Stored data
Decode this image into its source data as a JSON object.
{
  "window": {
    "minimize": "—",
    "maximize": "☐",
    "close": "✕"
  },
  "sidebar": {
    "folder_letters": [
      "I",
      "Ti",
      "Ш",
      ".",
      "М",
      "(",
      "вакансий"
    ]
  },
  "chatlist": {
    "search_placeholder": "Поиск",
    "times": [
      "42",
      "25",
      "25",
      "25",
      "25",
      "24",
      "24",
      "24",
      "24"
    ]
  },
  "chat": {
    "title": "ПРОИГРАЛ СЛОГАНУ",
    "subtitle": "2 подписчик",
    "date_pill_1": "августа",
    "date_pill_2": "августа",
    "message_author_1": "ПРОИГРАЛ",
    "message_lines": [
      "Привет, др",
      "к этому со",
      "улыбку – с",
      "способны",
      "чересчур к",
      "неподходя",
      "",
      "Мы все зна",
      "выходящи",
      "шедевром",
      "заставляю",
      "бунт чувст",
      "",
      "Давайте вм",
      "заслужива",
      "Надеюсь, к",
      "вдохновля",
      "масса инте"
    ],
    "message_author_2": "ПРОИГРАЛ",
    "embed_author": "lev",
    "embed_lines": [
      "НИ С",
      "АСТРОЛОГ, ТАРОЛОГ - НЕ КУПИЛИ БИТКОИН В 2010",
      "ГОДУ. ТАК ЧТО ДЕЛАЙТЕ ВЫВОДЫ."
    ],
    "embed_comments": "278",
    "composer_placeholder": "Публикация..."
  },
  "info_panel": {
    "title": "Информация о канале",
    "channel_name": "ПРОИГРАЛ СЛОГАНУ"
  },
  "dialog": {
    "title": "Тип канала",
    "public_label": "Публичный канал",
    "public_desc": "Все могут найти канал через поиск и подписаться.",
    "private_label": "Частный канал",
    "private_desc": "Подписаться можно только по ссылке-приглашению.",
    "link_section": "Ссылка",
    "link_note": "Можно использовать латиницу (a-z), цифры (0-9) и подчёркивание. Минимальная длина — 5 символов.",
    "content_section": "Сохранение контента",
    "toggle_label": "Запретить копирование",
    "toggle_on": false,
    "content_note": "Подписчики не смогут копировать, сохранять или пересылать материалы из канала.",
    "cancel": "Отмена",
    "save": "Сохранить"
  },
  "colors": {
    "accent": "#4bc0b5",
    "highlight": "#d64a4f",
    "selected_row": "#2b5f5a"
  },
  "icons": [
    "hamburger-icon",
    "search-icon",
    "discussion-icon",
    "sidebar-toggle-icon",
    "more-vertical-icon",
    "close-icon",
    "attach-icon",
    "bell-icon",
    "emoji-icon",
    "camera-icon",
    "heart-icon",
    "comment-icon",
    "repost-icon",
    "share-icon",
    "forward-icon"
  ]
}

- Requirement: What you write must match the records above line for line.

- Solved exercise:
Decode this image into its source data as a JSON object.
{
  "window": {
    "minimize": "—",
    "maximize": "☐",
    "close": "✕"
  },
  "sidebar": {
    "folder_letters": [
      "I",
      "Ti",
      "Ш",
      ".",
      "М",
      "(",
      "вакансий"
    ]
  },
  "chatlist": {
    "search_placeholder": "Поиск",
    "times": [
      "42",
      "25",
      "25",
      "25",
      "25",
      "24",
      "24",
      "24",
      "24"
    ]
  },
  "chat": {
    "title": "ПРОИГРАЛ СЛОГАНУ",
    "subtitle": "2 подписчик",
    "date_pill_1": "августа",
    "date_pill_2": "августа",
    "message_author_1": "ПРОИГРАЛ",
    "message_lines": [
      "Привет, др",
      "к этому со",
      "улыбку – с",
      "способны",
      "чересчур к",
      "неподходя",
      "",
      "Мы все зна",
      "выходящи",
      "шедевром",
      "заставляю",
      "бунт чувст",
      "",
      "Давайте вм",
      "заслужива",
      "Надеюсь, к",
      "вдохновля",
      "масса инте"
    ],
    "message_author_2": "ПРОИГРАЛ",
    "embed_author": "lev",
    "embed_lines": [
      "НИ С",
      "АСТРОЛОГ, ТАРОЛОГ - НЕ КУПИЛИ БИТКОИН В 2010",
      "ГОДУ. ТАК ЧТО ДЕЛАЙТЕ ВЫВОДЫ."
    ],
    "embed_comments": "278",
    "composer_placeholder": "Публикация..."
  },
  "info_panel": {
    "title": "Информация о канале",
    "channel_name": "ПРОИГРАЛ СЛОГАНУ"
  },
  "dialog": {
    "title": "Тип канала",
    "public_label": "Публичный канал",
    "public_desc": "Все могут найти канал через поиск и подписаться.",
    "private_label": "Частный канал",
    "private_desc": "Подписаться можно только по ссылке-приглашению.",
    "link_section": "Ссылка",
    "link_note": "Можно использовать латиницу (a-z), цифры (0-9) и подчёркивание. Минимальная длина — 5 символов.",
    "content_section": "Сохранение контента",
    "toggle_label": "Запретить копирование",
    "toggle_on": false,
    "content_note": "Подписчики не смогут копировать, сохранять или пересылать материалы из канала.",
    "cancel": "Отмена",
    "save": "Сохранить"
  },
  "colors": {
    "accent": "#4bc0b5",
    "highlight": "#d64a4f",
    "selected_row": "#2b5f5a"
  },
  "icons": [
    "hamburger-icon",
    "search-icon",
    "discussion-icon",
    "sidebar-toggle-icon",
    "more-vertical-icon",
    "close-icon",
    "attach-icon",
    "bell-icon",
    "emoji-icon",
    "camera-icon",
    "heart-icon",
    "comment-icon",
    "repost-icon",
    "share-icon",
    "forward-icon"
  ]
}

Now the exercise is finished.